A new analysis by Zillow, measuring the age, sex, race, and income of homebuyers over the course of a decade, reveals that millennials and baby boomers—two of the biggest generations in U.S. history—are in the market for homes in a big way. The study found that young people are making up a smaller share of recent homebuyers than in previous years, further indicating there is still much pent-up demand from millennial households. However, Americans 60 years and older were more active in the housing market than a decade ago. With an aging population, assisted by an improving economy, individuals of every age group over 30 were buyers at higher rates in 2019, than those same age groups in 2009. "Even before the pandemic, the largest-ever generation entering their 30s, and the hangover from more than a decade of underbuilding were on a collision course set to define the U.S. housing market," said Jeff Tucker, Senior Economist at Zillow.

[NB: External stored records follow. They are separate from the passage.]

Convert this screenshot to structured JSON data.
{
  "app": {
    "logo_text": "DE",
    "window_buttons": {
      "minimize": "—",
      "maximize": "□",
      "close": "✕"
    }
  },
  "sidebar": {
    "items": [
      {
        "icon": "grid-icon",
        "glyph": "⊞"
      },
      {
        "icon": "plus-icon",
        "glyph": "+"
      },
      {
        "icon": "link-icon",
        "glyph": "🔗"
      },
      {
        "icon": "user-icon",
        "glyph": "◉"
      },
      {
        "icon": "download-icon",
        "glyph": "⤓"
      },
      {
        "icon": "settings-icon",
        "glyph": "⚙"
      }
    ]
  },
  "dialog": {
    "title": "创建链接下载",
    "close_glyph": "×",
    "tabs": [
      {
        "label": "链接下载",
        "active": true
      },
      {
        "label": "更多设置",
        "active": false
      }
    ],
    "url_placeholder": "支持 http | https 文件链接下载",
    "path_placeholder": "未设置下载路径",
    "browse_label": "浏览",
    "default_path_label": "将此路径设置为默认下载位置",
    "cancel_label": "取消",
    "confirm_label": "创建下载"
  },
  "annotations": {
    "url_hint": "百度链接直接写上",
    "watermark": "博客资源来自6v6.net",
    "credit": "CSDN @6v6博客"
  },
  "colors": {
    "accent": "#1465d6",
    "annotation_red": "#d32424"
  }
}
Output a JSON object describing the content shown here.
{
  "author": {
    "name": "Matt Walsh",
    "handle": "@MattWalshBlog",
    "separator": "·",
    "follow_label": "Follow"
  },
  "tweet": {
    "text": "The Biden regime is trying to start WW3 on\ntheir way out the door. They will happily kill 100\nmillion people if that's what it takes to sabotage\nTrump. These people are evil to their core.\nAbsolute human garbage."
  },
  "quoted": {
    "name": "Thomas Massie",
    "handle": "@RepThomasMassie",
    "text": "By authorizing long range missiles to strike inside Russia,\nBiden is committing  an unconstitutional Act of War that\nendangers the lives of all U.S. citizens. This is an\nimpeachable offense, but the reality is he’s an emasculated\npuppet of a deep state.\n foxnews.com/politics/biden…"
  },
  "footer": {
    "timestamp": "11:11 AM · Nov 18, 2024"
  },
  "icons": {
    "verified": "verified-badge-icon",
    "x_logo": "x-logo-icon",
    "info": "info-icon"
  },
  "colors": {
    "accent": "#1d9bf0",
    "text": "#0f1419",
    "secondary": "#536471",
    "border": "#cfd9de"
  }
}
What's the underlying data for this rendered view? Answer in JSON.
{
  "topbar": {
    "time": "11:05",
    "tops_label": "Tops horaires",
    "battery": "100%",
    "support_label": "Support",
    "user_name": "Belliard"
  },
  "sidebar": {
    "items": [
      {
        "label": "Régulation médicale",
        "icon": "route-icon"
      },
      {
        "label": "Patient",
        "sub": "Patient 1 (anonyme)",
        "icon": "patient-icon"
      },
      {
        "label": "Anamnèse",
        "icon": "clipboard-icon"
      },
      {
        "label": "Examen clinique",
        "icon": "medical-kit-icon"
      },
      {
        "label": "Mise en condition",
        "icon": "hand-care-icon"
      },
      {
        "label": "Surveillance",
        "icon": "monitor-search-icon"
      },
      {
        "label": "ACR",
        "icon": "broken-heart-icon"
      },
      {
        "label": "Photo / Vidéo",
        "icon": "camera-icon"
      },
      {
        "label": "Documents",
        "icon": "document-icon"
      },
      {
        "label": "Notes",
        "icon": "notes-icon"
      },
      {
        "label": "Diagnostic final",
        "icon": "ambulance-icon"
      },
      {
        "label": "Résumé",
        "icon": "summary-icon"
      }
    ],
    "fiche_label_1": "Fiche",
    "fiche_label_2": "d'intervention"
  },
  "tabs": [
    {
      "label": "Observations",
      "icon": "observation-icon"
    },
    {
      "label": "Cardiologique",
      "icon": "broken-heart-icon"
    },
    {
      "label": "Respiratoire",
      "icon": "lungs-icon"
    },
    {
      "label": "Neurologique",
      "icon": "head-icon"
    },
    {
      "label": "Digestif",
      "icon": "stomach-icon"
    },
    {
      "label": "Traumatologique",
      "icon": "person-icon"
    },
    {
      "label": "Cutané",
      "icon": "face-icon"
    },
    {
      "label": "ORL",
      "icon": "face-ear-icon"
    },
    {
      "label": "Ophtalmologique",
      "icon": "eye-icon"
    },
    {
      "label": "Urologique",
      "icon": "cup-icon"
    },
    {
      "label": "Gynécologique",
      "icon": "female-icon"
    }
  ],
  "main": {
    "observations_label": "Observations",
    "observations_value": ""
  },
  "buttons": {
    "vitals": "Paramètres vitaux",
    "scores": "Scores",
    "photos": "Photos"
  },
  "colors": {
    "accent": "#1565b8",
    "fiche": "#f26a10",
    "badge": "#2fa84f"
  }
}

Even as millennials are the biggest players in the U.S. housing market, buyers are trending older. The median age of a recent buyer—somebody who bought a home in the past year—was 44 in 2019, up from the age of 40 in 2009. That's largely because baby boomers, who make up a big share of the population, were also more active in the housing market than those their age just 10 years prior. "There are many hurdles millennials must overcome when buying homes of their own, one of them being fierce competition from the next-most-populous generation: baby boomers," Tucker said. "Whether downsizing or moving to a new town, baby boomers being more active means competition that previous generations did not have when buying their first home. And older buyers have the advantage of a lifetime's worth of savings and home equity to leverage in a competitive offer."
Source: DS News